Remember that the rest of the world has so far accepted the experiment that is Abenomics not only because Japan has been running a current account deficit (thus making it more reasonable for Japan to weaken its currency), but also because the depreciation has so far been orderly. With a growing negative current account, the wheels are now set in motion for a decidedly disorderly depreciation of the JPY and one that could ultimately be life threatening for the Japanese economy.
By Claus Vistesen … China! At least this is the conclusion from some fascinating number crunching from JPMorgan’s Flow & Liquidity team in their report last week. I had a feeling that this was the case looking at the surge in Chinese FX reserve growth (capital inflows) in the past 6-12 months, but it is still interesting to see such […]
The issue should be well known for US economy watchers. The unemployment rate has declined noticeably but if we factor in the declining labour force participation rate the picture looks largely unchanged. Should the Fed, then, shift focus to some alternative measure of labor market slack?

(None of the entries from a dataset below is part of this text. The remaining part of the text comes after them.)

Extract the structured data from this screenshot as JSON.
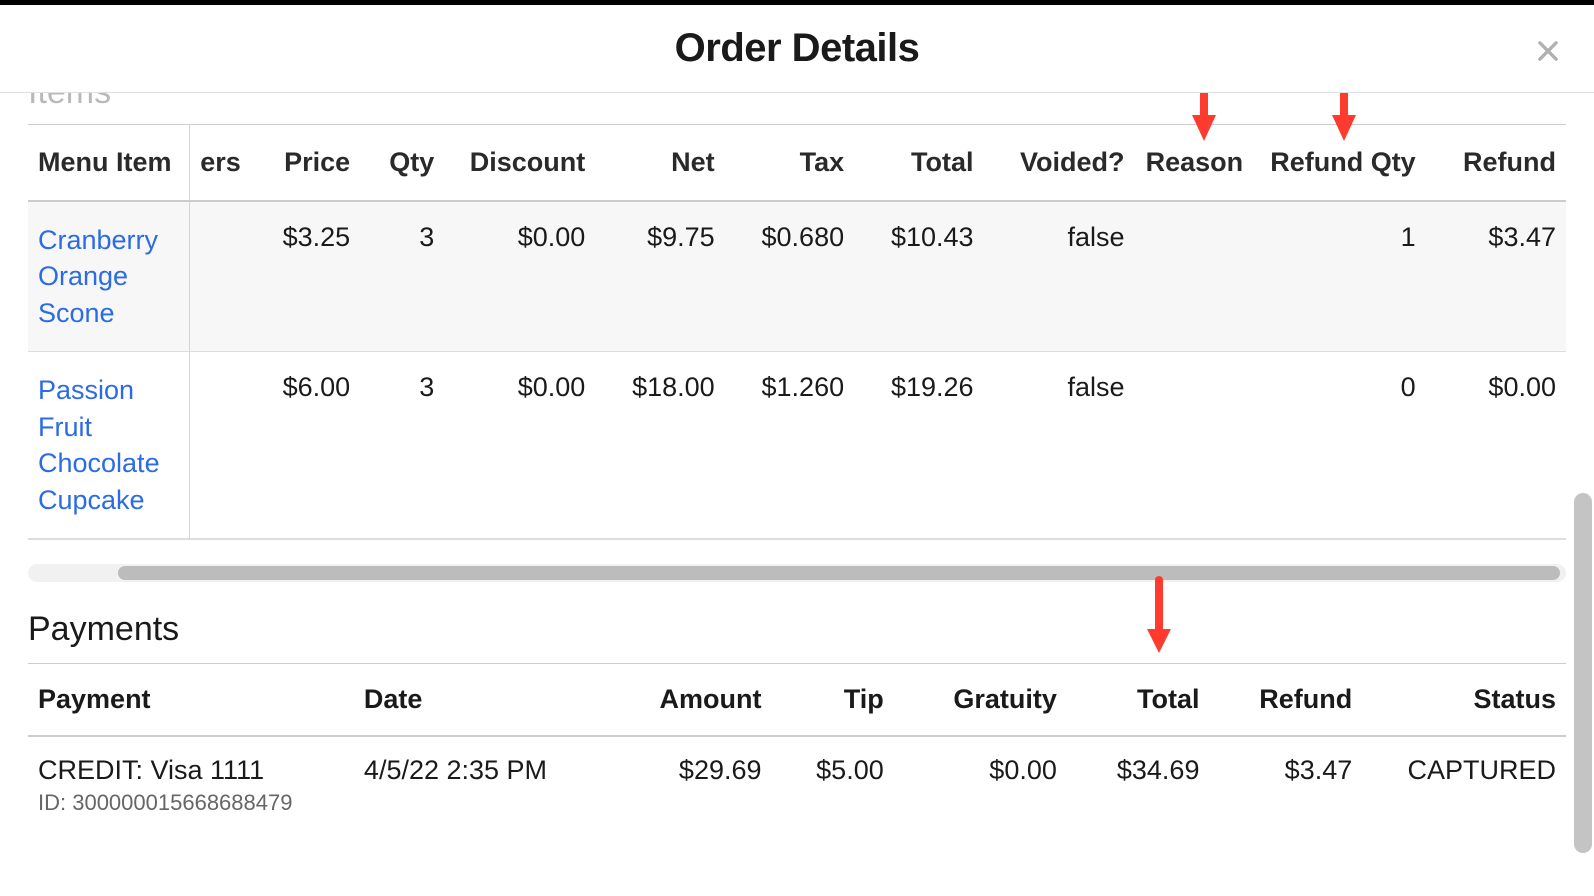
{
  "modal": {
    "title": "Order Details"
  },
  "items_section": {
    "title": "Items",
    "headers": {
      "menu_item": "Menu Item",
      "ers": "ers",
      "price": "Price",
      "qty": "Qty",
      "discount": "Discount",
      "net": "Net",
      "tax": "Tax",
      "total": "Total",
      "voided": "Voided?",
      "reason": "Reason",
      "refund_qty": "Refund Qty",
      "refund": "Refund"
    },
    "rows": [
      {
        "name": "Cranberry Orange Scone",
        "price": "$3.25",
        "qty": "3",
        "discount": "$0.00",
        "net": "$9.75",
        "tax": "$0.680",
        "total": "$10.43",
        "voided": "false",
        "reason": "",
        "refund_qty": "1",
        "refund": "$3.47"
      },
      {
        "name": "Passion Fruit Chocolate Cupcake",
        "price": "$6.00",
        "qty": "3",
        "discount": "$0.00",
        "net": "$18.00",
        "tax": "$1.260",
        "total": "$19.26",
        "voided": "false",
        "reason": "",
        "refund_qty": "0",
        "refund": "$0.00"
      }
    ]
  },
  "payments_section": {
    "title": "Payments",
    "headers": {
      "payment": "Payment",
      "date": "Date",
      "amount": "Amount",
      "tip": "Tip",
      "gratuity": "Gratuity",
      "total": "Total",
      "refund": "Refund",
      "status": "Status"
    },
    "rows": [
      {
        "payment": "CREDIT: Visa 1111",
        "id_label": "ID: 300000015668688479",
        "date": "4/5/22 2:35 PM",
        "amount": "$29.69",
        "tip": "$5.00",
        "gratuity": "$0.00",
        "total": "$34.69",
        "refund": "$3.47",
        "status": "CAPTURED"
      }
    ]
  }
}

In principle I think Krugman is right to have a go at micro foundations. I have criticised the concept myself for ignoring the potential for research paradigms that are purely macroeconomic in nature. In this sense, the fact that Krugman puts his weight behind this critique is important.

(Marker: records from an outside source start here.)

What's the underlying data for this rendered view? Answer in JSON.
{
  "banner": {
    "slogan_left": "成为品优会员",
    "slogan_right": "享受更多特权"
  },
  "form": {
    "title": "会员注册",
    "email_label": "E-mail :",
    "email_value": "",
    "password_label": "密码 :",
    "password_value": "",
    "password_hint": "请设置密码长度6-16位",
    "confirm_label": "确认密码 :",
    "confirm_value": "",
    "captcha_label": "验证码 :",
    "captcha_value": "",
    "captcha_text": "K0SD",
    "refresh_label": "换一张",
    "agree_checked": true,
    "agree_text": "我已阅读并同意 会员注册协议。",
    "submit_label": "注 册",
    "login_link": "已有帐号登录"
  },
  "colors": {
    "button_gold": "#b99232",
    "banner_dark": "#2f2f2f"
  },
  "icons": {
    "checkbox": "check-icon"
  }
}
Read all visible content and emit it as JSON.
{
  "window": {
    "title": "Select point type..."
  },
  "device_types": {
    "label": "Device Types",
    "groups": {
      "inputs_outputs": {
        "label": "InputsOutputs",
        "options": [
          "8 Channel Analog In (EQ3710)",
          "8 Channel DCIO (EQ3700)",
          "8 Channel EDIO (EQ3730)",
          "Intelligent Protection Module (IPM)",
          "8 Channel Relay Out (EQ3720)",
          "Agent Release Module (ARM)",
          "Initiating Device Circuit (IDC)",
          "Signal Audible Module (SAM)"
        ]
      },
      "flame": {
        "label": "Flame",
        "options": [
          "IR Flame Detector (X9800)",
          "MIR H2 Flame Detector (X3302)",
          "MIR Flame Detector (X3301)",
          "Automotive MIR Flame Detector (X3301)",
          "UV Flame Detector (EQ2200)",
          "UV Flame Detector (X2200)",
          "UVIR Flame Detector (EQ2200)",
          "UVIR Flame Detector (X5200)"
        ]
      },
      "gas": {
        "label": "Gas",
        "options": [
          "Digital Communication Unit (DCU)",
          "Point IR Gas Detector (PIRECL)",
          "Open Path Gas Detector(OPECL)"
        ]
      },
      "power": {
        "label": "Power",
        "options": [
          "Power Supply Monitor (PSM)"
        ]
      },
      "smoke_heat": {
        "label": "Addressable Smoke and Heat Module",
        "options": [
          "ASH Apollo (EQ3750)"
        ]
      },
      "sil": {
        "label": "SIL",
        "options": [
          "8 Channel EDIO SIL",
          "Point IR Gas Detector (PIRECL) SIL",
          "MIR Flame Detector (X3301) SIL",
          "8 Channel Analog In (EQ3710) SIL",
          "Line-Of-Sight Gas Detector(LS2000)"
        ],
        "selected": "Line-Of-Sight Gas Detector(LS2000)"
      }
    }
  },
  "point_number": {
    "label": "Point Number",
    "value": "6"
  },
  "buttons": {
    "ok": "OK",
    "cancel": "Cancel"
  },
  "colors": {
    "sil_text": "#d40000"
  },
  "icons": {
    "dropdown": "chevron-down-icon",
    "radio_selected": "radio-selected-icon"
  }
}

Emerging economies are reeling as rising US bond yields are squeezing the most vulnerable and funding intensive parts of the market. But the squeeze in EM yields is merely an hors d’oeuvre to what is likely waiting in the wings.
So what is a safe haven you might ask? Well I certainly don’t have the final answer, but I would suppose it should as many as the following characteristics as possible.
While the ECB may certainly now buy as many peripheral bonds as it wishes if it deems convertibility risk to be a real issue money is already trickling into cash strapped peripheral economies through the arcane tool of emergency liquidity assistance (ELA)
This post highlights a brilliant piece of journalism by Bloomberg reporters Sharon Smyth, Neil Callanan and Dara Doyle. The story takes us to Spain and Ireland and the former’s denial with regards its housing market. A passage that was particularly staggering was the comments by Miguel Angel Garcia Nieto, mayor of Avila (a town showcased in the article), that this is just an interim soft spot as a result of the crisis and that oversupply and overcapacity will eventually be absorbed. Hope, as they say, springs eternal.
In this first post of a series of 3-5 posts, I try to present the building blocks of the argument as I see them and answer the question of why the traditional view on the liquidity trap does not apply in the current situation.
Despite comparisons with Greece, Portugal is not in entirely the same situation, at least not yet it isn’t. Crucially, Portugal is currently under no obligation to deal with international or national creditors to increasing government debt issuance courtesy of joint aid programme administered by the EU and the IMF. So far so good. Portugal has time and while I am as certain as an economist can be that the country will need debt restructuring, the time between here and there may still prove crucial.